> _What you need to do_
Please copy each line of the records below that holds the word "JSON".

> _Exercise input_
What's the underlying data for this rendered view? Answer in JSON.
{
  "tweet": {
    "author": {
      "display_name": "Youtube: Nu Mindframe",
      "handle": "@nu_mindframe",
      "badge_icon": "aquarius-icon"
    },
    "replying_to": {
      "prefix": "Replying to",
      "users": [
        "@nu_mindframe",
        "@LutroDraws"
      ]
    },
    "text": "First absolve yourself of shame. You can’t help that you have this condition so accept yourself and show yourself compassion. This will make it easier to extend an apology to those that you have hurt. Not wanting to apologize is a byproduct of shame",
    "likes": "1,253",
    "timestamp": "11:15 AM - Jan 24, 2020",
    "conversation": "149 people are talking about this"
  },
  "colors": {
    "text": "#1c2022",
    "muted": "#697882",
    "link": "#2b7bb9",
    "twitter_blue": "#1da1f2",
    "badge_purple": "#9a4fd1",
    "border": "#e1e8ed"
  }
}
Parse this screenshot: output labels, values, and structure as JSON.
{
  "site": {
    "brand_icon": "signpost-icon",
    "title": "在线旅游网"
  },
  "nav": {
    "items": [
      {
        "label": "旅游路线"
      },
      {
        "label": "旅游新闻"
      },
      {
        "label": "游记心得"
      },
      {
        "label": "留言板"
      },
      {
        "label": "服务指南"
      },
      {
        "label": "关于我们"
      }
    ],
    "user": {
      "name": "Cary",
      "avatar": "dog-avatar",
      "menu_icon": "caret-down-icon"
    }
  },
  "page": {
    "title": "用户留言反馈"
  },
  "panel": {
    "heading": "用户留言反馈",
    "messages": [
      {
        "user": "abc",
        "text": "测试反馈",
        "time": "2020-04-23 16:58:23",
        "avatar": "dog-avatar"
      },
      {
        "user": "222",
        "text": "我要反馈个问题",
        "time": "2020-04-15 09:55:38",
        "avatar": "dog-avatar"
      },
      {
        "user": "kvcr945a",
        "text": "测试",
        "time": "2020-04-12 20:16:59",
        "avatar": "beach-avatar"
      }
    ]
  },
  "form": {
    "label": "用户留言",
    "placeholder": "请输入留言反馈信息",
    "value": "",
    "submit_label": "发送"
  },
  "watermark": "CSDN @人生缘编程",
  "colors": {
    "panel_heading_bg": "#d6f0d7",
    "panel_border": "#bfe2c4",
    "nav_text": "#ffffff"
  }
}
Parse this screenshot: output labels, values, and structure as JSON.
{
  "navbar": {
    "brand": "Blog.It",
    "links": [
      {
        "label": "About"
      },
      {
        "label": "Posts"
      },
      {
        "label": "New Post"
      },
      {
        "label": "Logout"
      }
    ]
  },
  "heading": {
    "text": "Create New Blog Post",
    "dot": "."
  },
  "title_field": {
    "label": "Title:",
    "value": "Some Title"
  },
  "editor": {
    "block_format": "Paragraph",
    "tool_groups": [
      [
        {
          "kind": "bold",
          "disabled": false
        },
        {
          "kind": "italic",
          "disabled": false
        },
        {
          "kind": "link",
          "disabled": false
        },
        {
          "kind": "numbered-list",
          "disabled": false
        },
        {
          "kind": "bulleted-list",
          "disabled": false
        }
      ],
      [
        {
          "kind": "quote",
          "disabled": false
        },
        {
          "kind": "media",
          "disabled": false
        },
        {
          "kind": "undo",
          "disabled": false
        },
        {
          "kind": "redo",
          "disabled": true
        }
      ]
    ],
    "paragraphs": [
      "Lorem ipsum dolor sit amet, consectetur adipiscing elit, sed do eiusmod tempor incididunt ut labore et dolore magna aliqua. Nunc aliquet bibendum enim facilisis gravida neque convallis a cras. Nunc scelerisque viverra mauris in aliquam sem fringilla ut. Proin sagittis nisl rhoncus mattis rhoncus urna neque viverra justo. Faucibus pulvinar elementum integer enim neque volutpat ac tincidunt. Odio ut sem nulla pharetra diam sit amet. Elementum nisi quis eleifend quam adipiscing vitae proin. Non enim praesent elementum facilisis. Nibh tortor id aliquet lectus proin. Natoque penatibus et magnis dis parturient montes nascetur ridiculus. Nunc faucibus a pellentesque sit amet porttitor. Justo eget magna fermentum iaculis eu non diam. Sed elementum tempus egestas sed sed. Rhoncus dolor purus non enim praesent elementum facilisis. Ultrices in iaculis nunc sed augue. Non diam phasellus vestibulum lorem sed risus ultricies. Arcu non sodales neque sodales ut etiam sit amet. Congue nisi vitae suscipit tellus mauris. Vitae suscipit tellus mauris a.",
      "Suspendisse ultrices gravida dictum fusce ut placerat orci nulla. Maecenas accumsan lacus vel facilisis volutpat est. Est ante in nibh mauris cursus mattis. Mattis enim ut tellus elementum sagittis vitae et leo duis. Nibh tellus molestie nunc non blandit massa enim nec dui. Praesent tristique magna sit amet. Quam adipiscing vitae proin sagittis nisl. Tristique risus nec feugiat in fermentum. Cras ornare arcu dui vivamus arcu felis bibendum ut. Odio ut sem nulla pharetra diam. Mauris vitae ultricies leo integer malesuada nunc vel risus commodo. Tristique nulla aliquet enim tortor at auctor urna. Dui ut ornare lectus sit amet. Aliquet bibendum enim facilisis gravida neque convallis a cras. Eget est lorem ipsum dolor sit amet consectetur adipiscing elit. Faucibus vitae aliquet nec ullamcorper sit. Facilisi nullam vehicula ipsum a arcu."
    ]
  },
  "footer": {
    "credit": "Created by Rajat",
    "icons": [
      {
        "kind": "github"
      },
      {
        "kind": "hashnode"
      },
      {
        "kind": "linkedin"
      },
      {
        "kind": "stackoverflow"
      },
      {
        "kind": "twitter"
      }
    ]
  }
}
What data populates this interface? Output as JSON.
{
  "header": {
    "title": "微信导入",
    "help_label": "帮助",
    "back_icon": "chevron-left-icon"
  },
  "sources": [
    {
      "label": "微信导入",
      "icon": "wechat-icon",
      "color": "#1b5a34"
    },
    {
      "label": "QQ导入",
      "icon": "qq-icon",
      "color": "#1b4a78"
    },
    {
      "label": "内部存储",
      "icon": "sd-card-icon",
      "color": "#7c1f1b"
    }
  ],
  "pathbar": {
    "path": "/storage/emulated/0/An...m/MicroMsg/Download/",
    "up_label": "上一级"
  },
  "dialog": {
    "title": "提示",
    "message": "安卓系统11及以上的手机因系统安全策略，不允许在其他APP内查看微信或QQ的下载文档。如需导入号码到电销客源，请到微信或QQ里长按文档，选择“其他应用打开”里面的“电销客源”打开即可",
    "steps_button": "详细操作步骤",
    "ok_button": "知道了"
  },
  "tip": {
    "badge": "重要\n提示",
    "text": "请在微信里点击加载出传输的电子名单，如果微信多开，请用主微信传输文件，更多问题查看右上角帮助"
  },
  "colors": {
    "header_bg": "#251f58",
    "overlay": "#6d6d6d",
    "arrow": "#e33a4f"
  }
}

> _Result of this task_
What's the underlying data for this rendered view? Answer in JSON.
Parse this screenshot: output labels, values, and structure as JSON.
Parse this screenshot: output labels, values, and structure as JSON.
What data populates this interface? Output as JSON.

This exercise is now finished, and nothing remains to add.